Exercise prompt ->
The answer must consist of every line from the data that holds the string "Enter".

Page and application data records
Content starts
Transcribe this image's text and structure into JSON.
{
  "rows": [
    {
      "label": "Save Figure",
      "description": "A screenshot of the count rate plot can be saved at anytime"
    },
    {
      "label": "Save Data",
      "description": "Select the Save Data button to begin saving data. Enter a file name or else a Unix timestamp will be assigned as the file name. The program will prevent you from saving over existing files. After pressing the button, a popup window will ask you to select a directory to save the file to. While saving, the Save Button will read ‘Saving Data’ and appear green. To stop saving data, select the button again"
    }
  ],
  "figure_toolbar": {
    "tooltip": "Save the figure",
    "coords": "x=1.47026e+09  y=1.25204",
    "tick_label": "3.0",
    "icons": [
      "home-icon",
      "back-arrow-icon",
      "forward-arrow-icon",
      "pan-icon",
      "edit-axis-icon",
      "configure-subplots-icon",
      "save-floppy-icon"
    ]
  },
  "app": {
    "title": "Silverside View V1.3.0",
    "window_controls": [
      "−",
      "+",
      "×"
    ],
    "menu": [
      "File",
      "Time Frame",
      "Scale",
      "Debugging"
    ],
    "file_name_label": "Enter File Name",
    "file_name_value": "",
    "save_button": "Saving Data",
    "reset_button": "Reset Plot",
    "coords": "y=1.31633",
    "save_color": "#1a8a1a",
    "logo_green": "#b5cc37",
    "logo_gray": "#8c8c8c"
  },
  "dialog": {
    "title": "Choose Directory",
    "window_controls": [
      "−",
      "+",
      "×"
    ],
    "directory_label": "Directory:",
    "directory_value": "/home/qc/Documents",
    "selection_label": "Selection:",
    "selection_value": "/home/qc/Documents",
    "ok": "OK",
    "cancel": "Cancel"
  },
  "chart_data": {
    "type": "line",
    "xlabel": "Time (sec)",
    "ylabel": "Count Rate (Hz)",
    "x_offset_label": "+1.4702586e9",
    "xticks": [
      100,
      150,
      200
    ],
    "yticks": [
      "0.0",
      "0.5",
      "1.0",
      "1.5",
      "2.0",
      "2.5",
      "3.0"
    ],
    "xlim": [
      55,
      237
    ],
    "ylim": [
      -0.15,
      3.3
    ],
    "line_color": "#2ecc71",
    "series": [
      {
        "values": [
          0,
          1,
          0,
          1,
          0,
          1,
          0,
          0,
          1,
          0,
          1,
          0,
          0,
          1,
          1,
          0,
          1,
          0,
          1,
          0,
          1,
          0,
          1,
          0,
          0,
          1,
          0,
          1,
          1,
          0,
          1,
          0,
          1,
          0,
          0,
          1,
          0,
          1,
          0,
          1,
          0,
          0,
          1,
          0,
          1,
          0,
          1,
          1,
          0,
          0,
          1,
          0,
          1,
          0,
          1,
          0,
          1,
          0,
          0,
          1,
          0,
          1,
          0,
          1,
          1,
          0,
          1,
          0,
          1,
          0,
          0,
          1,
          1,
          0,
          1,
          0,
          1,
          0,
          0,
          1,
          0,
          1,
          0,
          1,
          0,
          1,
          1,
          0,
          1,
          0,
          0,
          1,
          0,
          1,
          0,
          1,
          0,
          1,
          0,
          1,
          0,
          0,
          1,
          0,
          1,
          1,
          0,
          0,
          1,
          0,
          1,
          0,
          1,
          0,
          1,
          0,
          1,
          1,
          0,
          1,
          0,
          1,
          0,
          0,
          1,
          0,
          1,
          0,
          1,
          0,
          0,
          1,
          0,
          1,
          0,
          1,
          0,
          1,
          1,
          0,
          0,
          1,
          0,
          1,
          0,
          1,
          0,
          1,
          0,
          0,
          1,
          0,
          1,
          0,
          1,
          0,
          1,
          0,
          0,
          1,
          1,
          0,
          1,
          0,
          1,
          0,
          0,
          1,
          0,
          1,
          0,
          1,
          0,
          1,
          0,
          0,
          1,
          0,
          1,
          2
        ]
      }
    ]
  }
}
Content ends
Answer section ->
      "description": "Select the Save Data button to begin saving data. Enter a file name or else a Unix timestamp will be assigned as the file name. The program will prevent you from saving over existing files. After pressing the button, a popup window will ask you to select a directory to save the file to. While saving, the Save Button will read ‘Saving Data’ and appear green. To stop saving data, select the button again"
    "file_name_label": "Enter File Name",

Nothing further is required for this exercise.